Leaving your WRS-participating employer doesn’t mean your retirement assets must leave WRS. Withdrawing retirement assets when you change employers may hurt your future retirement security. Whether you have a pension account and a 457 account or just one or the other, your options when leaving service are:
- Leave your money in your existing WRS Plans
- Roll your money to an eligible plan, whether an IRA or a new employer plan
- Take a refund or distribution of your money
- Begin drawing a pension benefit if you are retirement eligible
You are not required to make an immediate decision regarding your retirement assets with WRS.
Leave Your Money on Deposit: In most WRS pension plans, you may leave your money on deposit if your balance is at least $1,000. If you return to work for a participating employer in the same plan, in most cases you will resume earning service credit. No action is required to leave your money on deposit. If you are vested, you can apply for a lifetime monthly retirement benefit once you reach the retirement eligibility age for your plan.
In most WRS pension plans, your account balance will earn interest at a rate set by the WRS Board, which is 3% as of 2017. While this will not increase your benefit at retirement age, it allows you to defer making a decision regarding your account while your account balance grows at a modest interest rate. In some WRS pension plans, your account balance is doubled in a lump-sum payout to your beneficiary if you die before retirement.
Review your pension plan handbook for complete details for your plan. Some WRS pension plans do not accrue interest for some or all inactive members. Some plans do not allow members to resume earning service credit if they return to the plan after leaving. Members of the Public Employee Plan Tier I, who leave before vesting will be in Tier II if they return to service in the Public Employee Plan.
Apply for Retirement: If you are a vested, retirement eligible member at the time you leave employment, you can apply for your retirement benefit. If you are an inactive member who becomes retirement eligible and does not intend to return to work for a WRS-participating employer, consider applying for your retirement benefit as soon as you are eligible. Your lifetime retirement benefit will not grow beyond what you earned when you were working for a WRS-participating employer.
Rollover: Although consolidation of retirement assets to a qualified retirement plan may be convenient, if you are vested and elect a rollover, you are giving up a lifetime monthly pension benefit when you reach retirement age. Take into consideration any fees, investment quality and fiduciary responsibility of the potential new plan to which you are considering rolling your money. It may be an advantage to keep retirement assets in an employer plan, as employer plans typically have a lower fee environment than the retail sector, such as IRAs. You can roll your pension account to your WRS 457 account. However, you must have a balance of $200 for a rollover request.
If you are eligible for and elect a rollover, you will receive only the employee contributions in your account (including any employer "pick-up" of employee contributions), plus accrued interest.

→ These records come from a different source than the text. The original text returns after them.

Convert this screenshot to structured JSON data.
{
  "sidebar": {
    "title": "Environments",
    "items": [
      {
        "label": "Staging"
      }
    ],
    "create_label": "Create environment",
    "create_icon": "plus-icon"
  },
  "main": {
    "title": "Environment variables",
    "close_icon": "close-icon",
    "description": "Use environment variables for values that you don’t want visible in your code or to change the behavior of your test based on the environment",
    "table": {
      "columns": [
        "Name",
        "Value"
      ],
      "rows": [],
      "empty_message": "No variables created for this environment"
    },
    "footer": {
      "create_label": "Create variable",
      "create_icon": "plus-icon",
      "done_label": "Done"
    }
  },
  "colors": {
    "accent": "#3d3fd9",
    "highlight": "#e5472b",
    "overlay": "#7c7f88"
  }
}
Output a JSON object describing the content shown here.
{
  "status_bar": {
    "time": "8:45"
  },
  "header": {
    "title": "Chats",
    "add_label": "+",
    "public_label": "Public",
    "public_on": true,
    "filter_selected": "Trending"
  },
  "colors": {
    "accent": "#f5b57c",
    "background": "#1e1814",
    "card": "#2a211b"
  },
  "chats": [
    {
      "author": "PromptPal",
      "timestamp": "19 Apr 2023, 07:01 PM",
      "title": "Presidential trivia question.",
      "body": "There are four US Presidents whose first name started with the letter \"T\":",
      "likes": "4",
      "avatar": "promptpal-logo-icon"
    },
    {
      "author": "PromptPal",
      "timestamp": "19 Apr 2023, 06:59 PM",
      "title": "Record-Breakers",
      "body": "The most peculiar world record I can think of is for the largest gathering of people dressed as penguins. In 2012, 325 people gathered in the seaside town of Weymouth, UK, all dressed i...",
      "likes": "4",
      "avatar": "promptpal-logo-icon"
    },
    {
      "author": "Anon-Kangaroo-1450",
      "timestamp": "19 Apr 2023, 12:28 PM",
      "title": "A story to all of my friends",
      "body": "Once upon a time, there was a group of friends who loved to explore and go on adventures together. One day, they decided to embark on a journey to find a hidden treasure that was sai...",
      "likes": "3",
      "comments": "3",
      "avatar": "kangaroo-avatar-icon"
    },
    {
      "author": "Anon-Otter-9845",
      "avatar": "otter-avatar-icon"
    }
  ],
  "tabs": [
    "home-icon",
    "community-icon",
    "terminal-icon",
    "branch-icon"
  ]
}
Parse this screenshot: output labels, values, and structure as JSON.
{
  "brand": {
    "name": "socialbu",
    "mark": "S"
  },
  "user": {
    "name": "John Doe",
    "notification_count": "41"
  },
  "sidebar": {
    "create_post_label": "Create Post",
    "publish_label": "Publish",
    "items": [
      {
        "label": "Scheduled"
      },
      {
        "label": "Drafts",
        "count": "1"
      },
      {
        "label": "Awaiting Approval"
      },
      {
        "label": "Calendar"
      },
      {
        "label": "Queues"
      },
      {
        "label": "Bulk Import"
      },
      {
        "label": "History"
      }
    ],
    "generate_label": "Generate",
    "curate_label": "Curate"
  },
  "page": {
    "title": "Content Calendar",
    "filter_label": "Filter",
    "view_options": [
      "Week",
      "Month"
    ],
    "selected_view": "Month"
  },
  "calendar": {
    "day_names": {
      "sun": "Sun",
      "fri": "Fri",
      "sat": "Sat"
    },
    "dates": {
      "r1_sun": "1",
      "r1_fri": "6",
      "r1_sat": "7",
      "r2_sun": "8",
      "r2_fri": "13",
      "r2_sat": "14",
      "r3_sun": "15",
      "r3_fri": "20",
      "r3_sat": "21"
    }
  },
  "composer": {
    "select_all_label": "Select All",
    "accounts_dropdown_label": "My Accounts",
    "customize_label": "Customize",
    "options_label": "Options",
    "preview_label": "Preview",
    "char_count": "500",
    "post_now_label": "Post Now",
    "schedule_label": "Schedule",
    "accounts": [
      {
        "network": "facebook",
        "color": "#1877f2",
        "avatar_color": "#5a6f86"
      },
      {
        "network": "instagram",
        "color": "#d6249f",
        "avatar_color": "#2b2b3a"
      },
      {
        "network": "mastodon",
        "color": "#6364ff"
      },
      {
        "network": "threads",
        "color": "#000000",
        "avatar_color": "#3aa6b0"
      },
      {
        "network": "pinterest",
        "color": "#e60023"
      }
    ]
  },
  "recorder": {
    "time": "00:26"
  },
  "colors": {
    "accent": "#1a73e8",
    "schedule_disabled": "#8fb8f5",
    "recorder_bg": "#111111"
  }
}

The amount does not include any employer contributions.
Refund: A refund decision should be made carefully, as it is usually very difficult to recover the lost retirement security. If vested, you are giving up a lifetime monthly pension benefit. A refund is irreversible. If you return to a WRS participating employer, you will start over. In some WRS pension plans, you may be eligible to redeposit previously refunded money, but it will cost you more than what you withdrew.
If you have a total of 48 or more months of contributions in the Wyoming Retirement System (WRS), you must obtain an official benefit estimate from WRS before you may take a refund on your account. Please contact WRS to obtain the forms required.
Refunds are reported as taxable income in the calendar year the money is paid and will add to your taxable income for the year. The additional income could potentially move all of your taxable income to a higher tax rate. In addition to ordinary income tax, in most cases a member under the age of 59 ½ will incur an additional 10 percent tax on the taxable amount withdrawn. WRS is required to withhold 20 percent of a refund for federal tax withholding.
If you are eligible for and elect a refund, you will receive only the employee contributions in your account (including any employer "pick-up" of employee contributions), plus accrued interest. The amount refunded to you does not include any employer contributions.
Members of Public Employee Plan Tier I who take a refund or rollover will be in Tier II if they return to work. Any redeposit they make will apply to their Tier II benefit and will not reinstate their Tier I status.
If you leave employment with your WRS-participating employer, consider the benefits of leaving your money in your WRS 457 Deferred Compensation account:
- You continue to direct how your assets are invested, and you can roll other eligible plans into the WRS 457 Plan.
- The WRS Board administers the Plan with a commitment to providing low fees and best-in-class investment options.
- You have a Stable Value fund, available only in employer retirement plans, geared toward capital preservation and the potential for higher returns than money market funds.
- Pre-tax balances can be converted to post-tax (Roth) balances at any time.
- You can take partial distributions or set up revocable periodic payments of qualified balances at any time, providing you do not return to work with the employer with whom you contributed.
- You can delay taking taxable distributions from pretax balances until the year in which you reach 70 1/2 years of age.